Not surprisingly, Zurfi’s appointment has elicited fierce opposition from many of Iran’s most important Iraqi allies, including former Prime Minister Nouri al-Maliki and the head of the Badr Organization, Hadi al-Ameri. The full panoply of Iran-backed Iraqi militias has also targeted Zurfi’s nomination as an American plot that will not stand.
In contrast, the protest movement’s reaction to Zurfi has been far more muted and ambiguous than it was for Allawi (perhaps also a function of its increased dispersal in the face of the coronavirus crisis), while Kurdish, Sunni, and more independently-minded Shiite politicians have been favorably disposed.

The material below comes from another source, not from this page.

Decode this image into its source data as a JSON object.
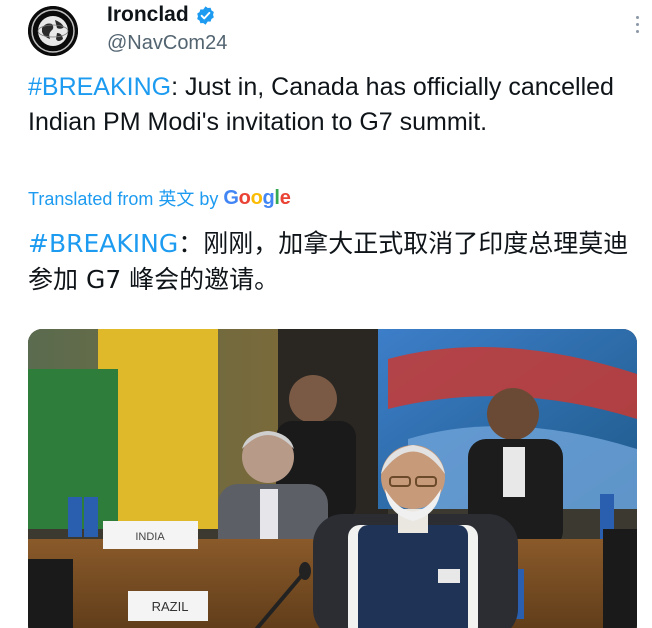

The threats by Iran’s allies to derail Zurfi’s candidacy should be taken seriously. The ascendance of a genuine nationalist like Zurfi determined to restore Iraqi sovereignty, undermine militia power, and prioritize relations with the West would be one of the Iranian regime’s worst nightmares. Iran and its proxies will likely spare no effort to defeat him, whatever the cost to Iraq and despite the fact that Iran itself is now being ravaged by the coronavirus.
Already, in the days leading up to Zurfi’s nomination, Iraqi militias targeted U.S. troops and diplomats in multiple rocket attacks, a significant escalation of their efforts to force an American withdrawal and claim some semblance of strategic victory for Iran. Efforts to intimidate, blackmail, and, if necessary, violently attack those supportive of Zurfi’s candidacy – including Zurfi himself – are not only possible, but likely.

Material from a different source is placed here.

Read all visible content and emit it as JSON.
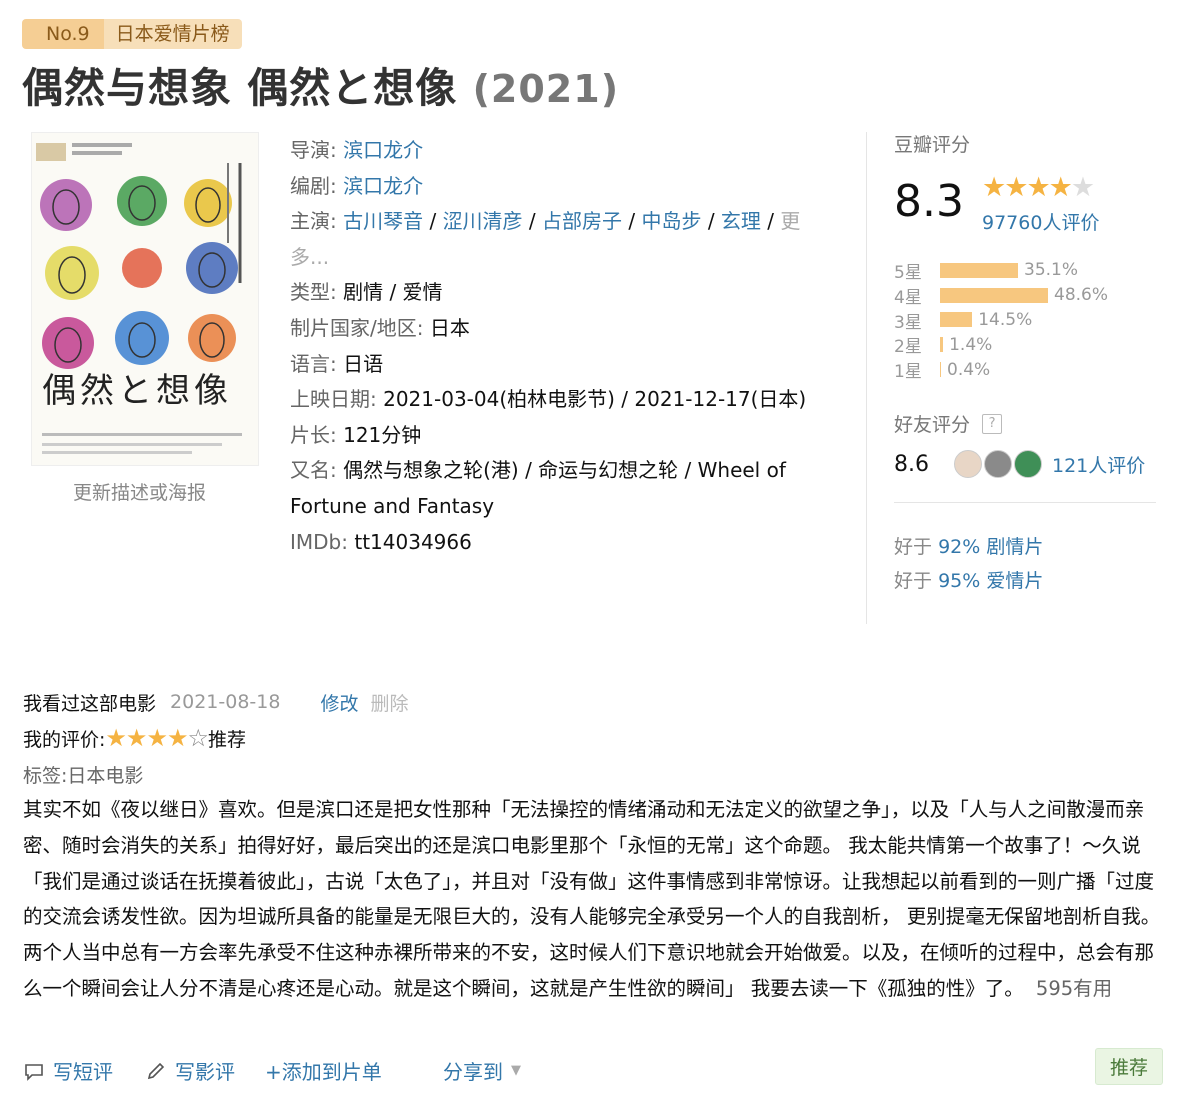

The Trump administration should understand that Zurfi’s nomination is a sign that Iran is now on the defensive in Iraq. This situation carries great dangers of violent escalation as Iran flails to reassert its dominant position, but also offers a strategic opportunity. Whether Washington has the bandwidth to take advantage as it rightly focuses on America’s own coronavirus crisis is an open question – a fact that no doubt gives Iran great heart.
Of course, if pro-Iranian militias continue to escalate their targeting of U.S. personnel, the administration will have little choice but to respond in some fashion. It should err on the side of strength, not restraint. Prominent militia leaders should be targeted a la the Soleimani strike. Sanctions should be imposed on Iran’s most prominent allies, particularly Maliki and his corrupt relatives as well as Amiri and Sadr.

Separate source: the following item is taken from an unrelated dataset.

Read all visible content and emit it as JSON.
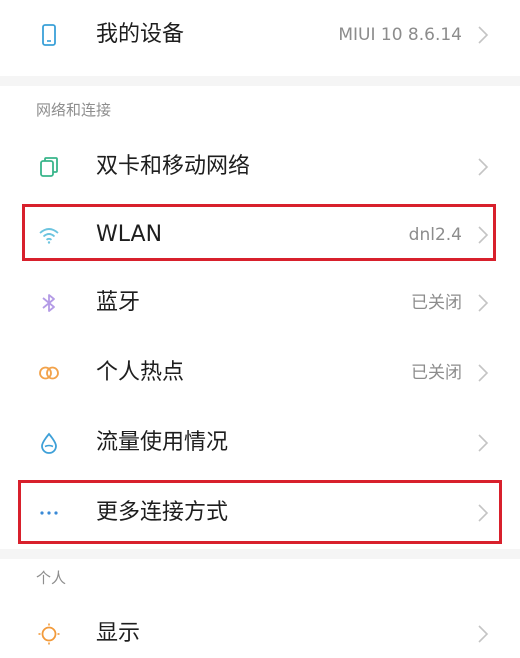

Making clear that Iran’s proxies will pay a painful price for their aggression offers the best means not only of deterring further attacks on Americans, but also of keeping the pro-Iran camp on the defensive while exacerbating its divisions. The fact that it would also weaken the forces that now have a bullseye on Zurfi’s candidacy would be an added benefit, albeit one of potentially great strategic consequence for both Iraq and U.S. interests.
John Hannah is senior counselor at the Foundation for Defense of Democracies (FDD), where he also contributes to FDD’s Center on Military and Political Power (CMPP). For more analysis from John and CMPP, please subscribe HERE. Follow FDD on Twitter @FDD and @FDD_CMPP. FDD is a Washington, DC-based, nonpartisan research institute focusing on national security and foreign policy.